Segment Start: Records supplied
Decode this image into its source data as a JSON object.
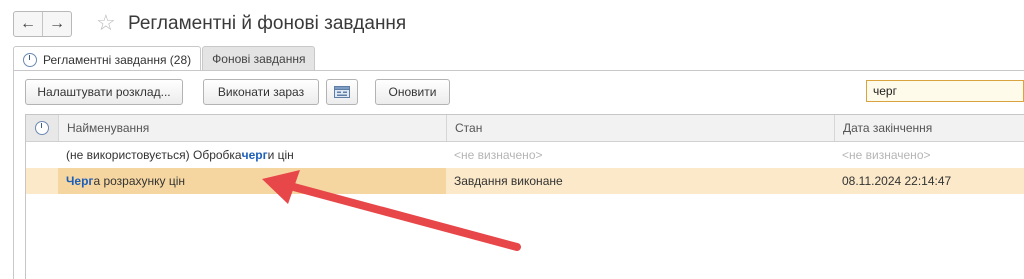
{
  "window": {
    "title": "Регламентні й фонові завдання",
    "back_icon": "arrow-left-icon",
    "forward_icon": "arrow-right-icon",
    "favorite_icon": "star-icon"
  },
  "tabs": [
    {
      "label": "Регламентні завдання (28)",
      "active": true
    },
    {
      "label": "Фонові завдання",
      "active": false
    }
  ],
  "toolbar": {
    "configure_schedule": "Налаштувати розклад...",
    "run_now": "Виконати зараз",
    "dialog_icon": "window-settings-icon",
    "refresh": "Оновити",
    "search_value": "черг"
  },
  "table": {
    "columns": [
      "Найменування",
      "Стан",
      "Дата закінчення"
    ],
    "rows": [
      {
        "name_prefix": "(не використовується) Обробка ",
        "name_match": "черг",
        "name_suffix": "и цін",
        "state": "<не визначено>",
        "end_date": "<не визначено>",
        "selected": false
      },
      {
        "name_prefix": "",
        "name_match": "Черг",
        "name_suffix": "а розрахунку цін",
        "state": "Завдання виконане",
        "end_date": "08.11.2024 22:14:47",
        "selected": true
      }
    ]
  },
  "annotation": {
    "type": "red-arrow",
    "color": "#e8474a",
    "points_to": "Черга розрахунку цін"
  },
  "colors": {
    "highlight_text": "#1d5fb8",
    "selected_row": "#fbe9c9",
    "search_border": "#d9a33f"
  }
}
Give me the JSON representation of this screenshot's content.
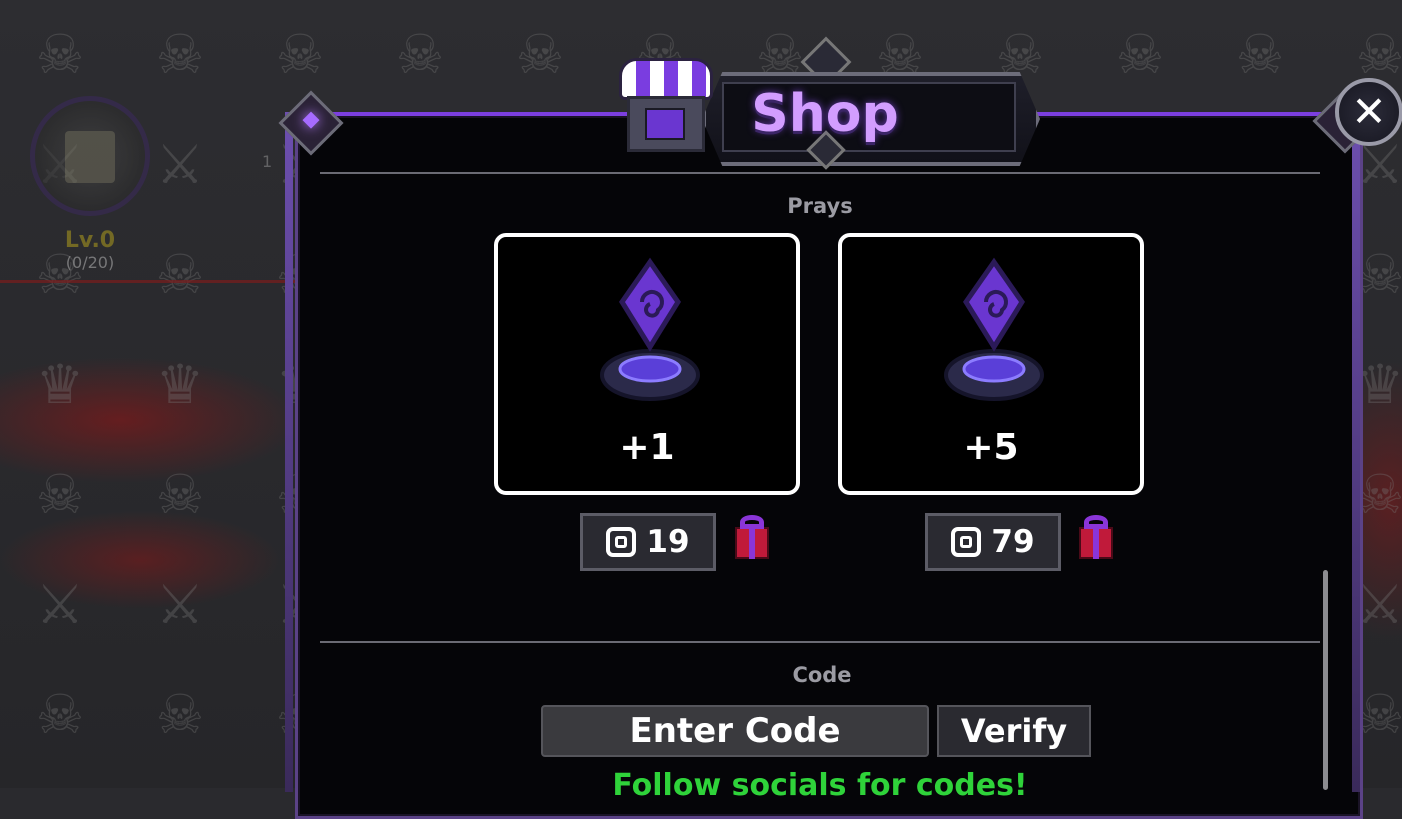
{
  "player": {
    "level": "Lv.0",
    "xp": "(0/20)",
    "side_number": "1"
  },
  "shop": {
    "title": "Shop",
    "close_label": "✕",
    "prays_section_title": "Prays",
    "items": [
      {
        "amount": "+1",
        "price": "19",
        "currency_icon": "robux-icon",
        "gift_icon": "gift-icon"
      },
      {
        "amount": "+5",
        "price": "79",
        "currency_icon": "robux-icon",
        "gift_icon": "gift-icon"
      }
    ],
    "code_section_title": "Code",
    "code_input_placeholder": "Enter Code",
    "verify_label": "Verify",
    "follow_text": "Follow socials for codes!"
  },
  "colors": {
    "accent": "#d29dff",
    "panel_border": "#7c3fe0",
    "follow_text": "#2fd33a"
  }
}
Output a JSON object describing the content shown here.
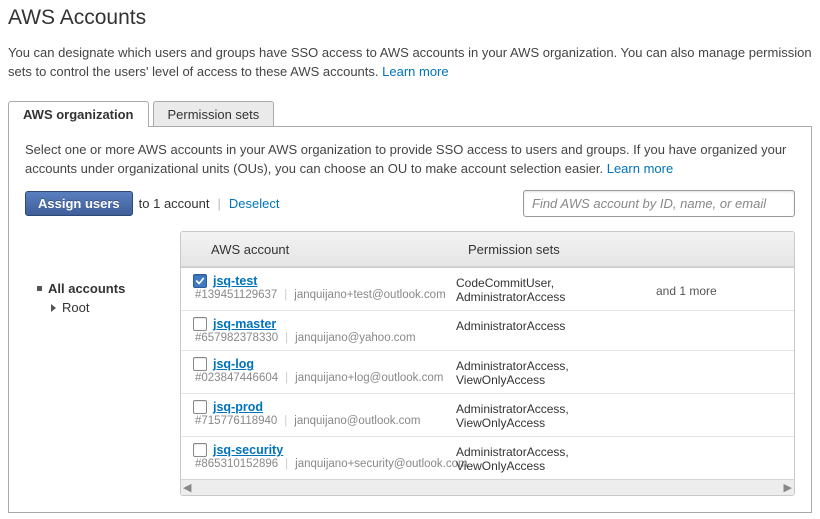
{
  "header": {
    "title": "AWS Accounts",
    "intro": "You can designate which users and groups have SSO access to AWS accounts in your AWS organization. You can also manage permission sets to control the users' level of access to these AWS accounts. ",
    "learn_more": "Learn more"
  },
  "tabs": {
    "org": "AWS organization",
    "psets": "Permission sets"
  },
  "panel": {
    "desc": "Select one or more AWS accounts in your AWS organization to provide SSO access to users and groups. If you have organized your accounts under organizational units (OUs), you can choose an OU to make account selection easier. ",
    "learn_more": "Learn more",
    "assign_btn": "Assign users",
    "assign_tail": "to 1 account",
    "deselect": "Deselect",
    "search_placeholder": "Find AWS account by ID, name, or email"
  },
  "tree": {
    "all": "All accounts",
    "root": "Root"
  },
  "table": {
    "col_account": "AWS account",
    "col_psets": "Permission sets"
  },
  "rows": [
    {
      "checked": true,
      "name": "jsq-test",
      "id": "#139451129637",
      "email": "janquijano+test@outlook.com",
      "psets": "CodeCommitUser, AdministratorAccess",
      "more": "and 1 more"
    },
    {
      "checked": false,
      "name": "jsq-master",
      "id": "#657982378330",
      "email": "janquijano@yahoo.com",
      "psets": "AdministratorAccess",
      "more": ""
    },
    {
      "checked": false,
      "name": "jsq-log",
      "id": "#023847446604",
      "email": "janquijano+log@outlook.com",
      "psets": "AdministratorAccess, ViewOnlyAccess",
      "more": ""
    },
    {
      "checked": false,
      "name": "jsq-prod",
      "id": "#715776118940",
      "email": "janquijano@outlook.com",
      "psets": "AdministratorAccess, ViewOnlyAccess",
      "more": ""
    },
    {
      "checked": false,
      "name": "jsq-security",
      "id": "#865310152896",
      "email": "janquijano+security@outlook.com",
      "psets": "AdministratorAccess, ViewOnlyAccess",
      "more": ""
    }
  ]
}
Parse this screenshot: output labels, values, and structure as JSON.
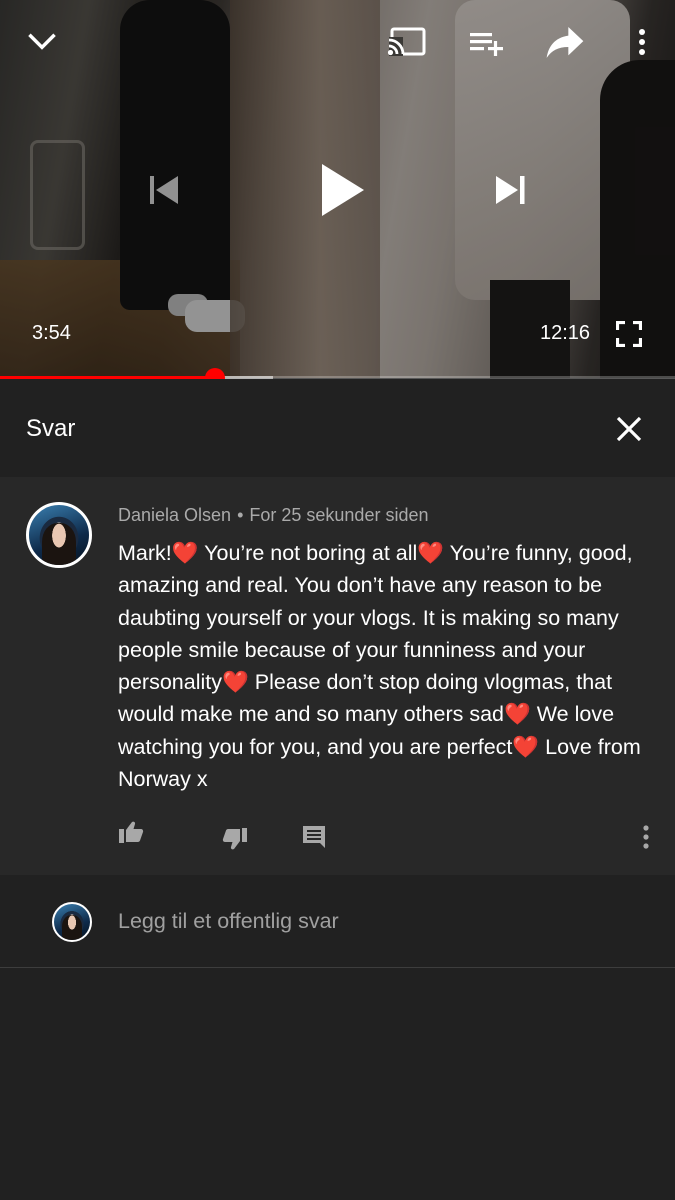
{
  "player": {
    "current_time": "3:54",
    "duration": "12:16",
    "played_fraction": 0.318,
    "buffered_fraction": 0.405,
    "icons": {
      "collapse": "chevron-down-icon",
      "cast": "cast-icon",
      "queue": "add-to-queue-icon",
      "share": "share-icon",
      "more": "more-vert-icon",
      "previous": "skip-previous-icon",
      "play": "play-icon",
      "next": "skip-next-icon",
      "fullscreen": "fullscreen-icon"
    },
    "accent_color": "#ff0000"
  },
  "reply_panel": {
    "title": "Svar",
    "close_icon": "close-icon"
  },
  "comment": {
    "author": "Daniela Olsen",
    "separator": "•",
    "time_ago": "For 25 sekunder siden",
    "segments": [
      "Mark!",
      " You’re not boring at all",
      " You’re funny, good, amazing and real. You don’t have any reason to be daubting yourself or your vlogs. It is making so many people smile because of your funniness and your personality",
      " Please don’t stop doing vlogmas, that would make me and so many others sad",
      " We love watching you for you, and you are perfect",
      " Love from Norway x"
    ],
    "heart": "❤️",
    "actions": {
      "like_icon": "thumb-up-icon",
      "dislike_icon": "thumb-down-icon",
      "reply_icon": "comment-icon",
      "more_icon": "more-vert-icon"
    }
  },
  "add_reply": {
    "placeholder": "Legg til et offentlig svar"
  },
  "colors": {
    "background": "#212121",
    "comment_background": "#282828",
    "secondary_text": "#aaaaaa",
    "heart": "#e8202d"
  }
}
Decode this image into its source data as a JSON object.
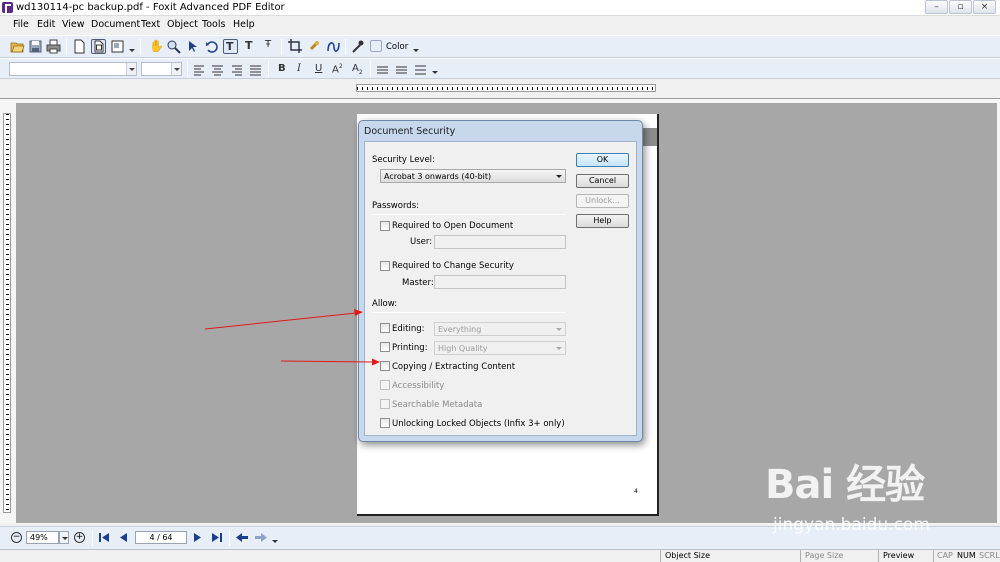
{
  "window": {
    "title": "wd130114-pc backup.pdf - Foxit Advanced PDF Editor",
    "controls": [
      "minimize",
      "maximize",
      "close"
    ]
  },
  "menu": [
    "File",
    "Edit",
    "View",
    "Document",
    "Text",
    "Object",
    "Tools",
    "Help"
  ],
  "toolbar": {
    "color_label": "Color",
    "icons": [
      "open-folder-icon",
      "save-icon",
      "print-icon",
      "page-icon",
      "fit-page-icon",
      "page-view-icon",
      "hand-icon",
      "zoom-icon",
      "select-arrow-icon",
      "undo-icon",
      "text-tool-icon",
      "text-edit-icon",
      "text-format-icon",
      "crop-icon",
      "link-icon",
      "curve-icon",
      "eyedropper-icon"
    ]
  },
  "format_toolbar": {
    "font_name": "",
    "font_size": "",
    "icons": [
      "align-left-icon",
      "align-center-icon",
      "align-right-icon",
      "justify-icon",
      "bold-icon",
      "italic-icon",
      "underline-icon",
      "superscript-icon",
      "subscript-icon",
      "list-icon",
      "list2-icon",
      "list3-icon"
    ]
  },
  "document": {
    "page_number_on_page": "4"
  },
  "dialog": {
    "title": "Document Security",
    "security_level_label": "Security Level:",
    "security_level_value": "Acrobat 3 onwards (40-bit)",
    "passwords_section": "Passwords:",
    "open_doc_label": "Required to Open Document",
    "user_label": "User:",
    "user_value": "",
    "change_security_label": "Required to Change Security",
    "master_label": "Master:",
    "master_value": "",
    "allow_section": "Allow:",
    "editing_label": "Editing:",
    "editing_value": "Everything",
    "printing_label": "Printing:",
    "printing_value": "High Quality",
    "copying_label": "Copying / Extracting Content",
    "accessibility_label": "Accessibility",
    "metadata_label": "Searchable Metadata",
    "unlocking_label": "Unlocking Locked Objects (Infix 3+ only)",
    "buttons": {
      "ok": "OK",
      "cancel": "Cancel",
      "unlock": "Unlock...",
      "help": "Help"
    },
    "checkboxes_checked": {
      "open_doc": false,
      "change_security": false,
      "editing": false,
      "printing": false,
      "copying": false,
      "accessibility": false,
      "metadata": false,
      "unlocking": false
    }
  },
  "navigation": {
    "zoom": "49%",
    "page": "4 / 64"
  },
  "status": {
    "object_size": "Object Size",
    "page_size": "Page Size",
    "preview": "Preview",
    "cap": "CAP",
    "num": "NUM",
    "scrl": "SCRL"
  },
  "watermark": {
    "logo": "Bai 经验",
    "url": "jingyan.baidu.com"
  },
  "colors": {
    "annotation_arrow": "#e11a1a",
    "canvas": "#a7a7a7",
    "dialog_frame": "#c7d8ed"
  }
}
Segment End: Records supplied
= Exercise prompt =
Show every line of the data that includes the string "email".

= Task result =
    "search_placeholder": "Find AWS account by ID, name, or email"
      "email": "janquijano+test@outlook.com",
      "email": "janquijano@yahoo.com",
      "email": "janquijano+log@outlook.com",
      "email": "janquijano@outlook.com",
      "email": "janquijano+security@outlook.com",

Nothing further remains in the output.